When copying the entries below, leave out every picture and keep the rest exact.

Items from an interface collection
--- --- ---

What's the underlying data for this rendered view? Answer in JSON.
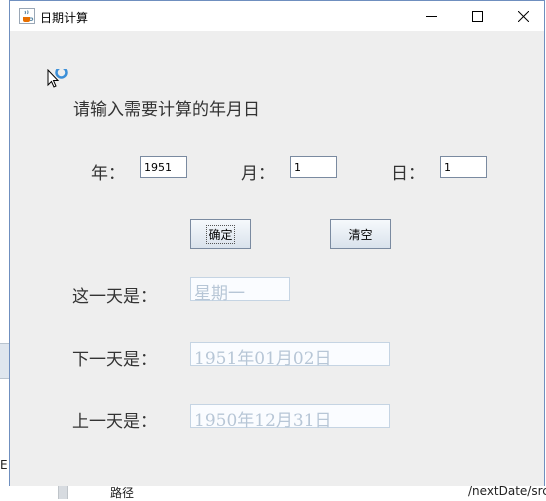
{
  "window": {
    "title": "日期计算"
  },
  "form": {
    "prompt": "请输入需要计算的年月日",
    "year_label": "年：",
    "year_value": "1951",
    "month_label": "月：",
    "month_value": "1",
    "day_label": "日：",
    "day_value": "1",
    "confirm_label": "确定",
    "clear_label": "清空"
  },
  "results": {
    "today_label": "这一天是：",
    "today_value": "星期一",
    "next_label": "下一天是：",
    "next_value": "1951年01月02日",
    "prev_label": "上一天是：",
    "prev_value": "1950年12月31日"
  },
  "background_app": {
    "left_char": "E",
    "bottom_left_text": "路径",
    "bottom_right_text": "/nextDate/src"
  },
  "colors": {
    "window_bg": "#eeeeee",
    "accent_border": "#6f8fbf",
    "output_text": "#b7c6d6",
    "cursor_ring": "#3b8fd8"
  },
  "icons": {
    "app": "java-cup-icon",
    "minimize": "minimize-icon",
    "maximize": "maximize-icon",
    "close": "close-icon",
    "cursor": "busy-cursor-icon"
  }
}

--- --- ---

→ Response:
What's the underlying data for this rendered view? Answer in JSON.
{
  "window": {
    "title": "日期计算"
  },
  "form": {
    "prompt": "请输入需要计算的年月日",
    "year_label": "年：",
    "year_value": "1951",
    "month_label": "月：",
    "month_value": "1",
    "day_label": "日：",
    "day_value": "1",
    "confirm_label": "确定",
    "clear_label": "清空"
  },
  "results": {
    "today_label": "这一天是：",
    "today_value": "星期一",
    "next_label": "下一天是：",
    "next_value": "1951年01月02日",
    "prev_label": "上一天是：",
    "prev_value": "1950年12月31日"
  },
  "background_app": {
    "left_char": "E",
    "bottom_left_text": "路径",
    "bottom_right_text": "/nextDate/src"
  },
  "colors": {
    "window_bg": "#eeeeee",
    "accent_border": "#6f8fbf",
    "output_text": "#b7c6d6",
    "cursor_ring": "#3b8fd8"
  },
  "icons": {
    "app": "java-cup-icon",
    "minimize": "minimize-icon",
    "maximize": "maximize-icon",
    "close": "close-icon",
    "cursor": "busy-cursor-icon"
  }
}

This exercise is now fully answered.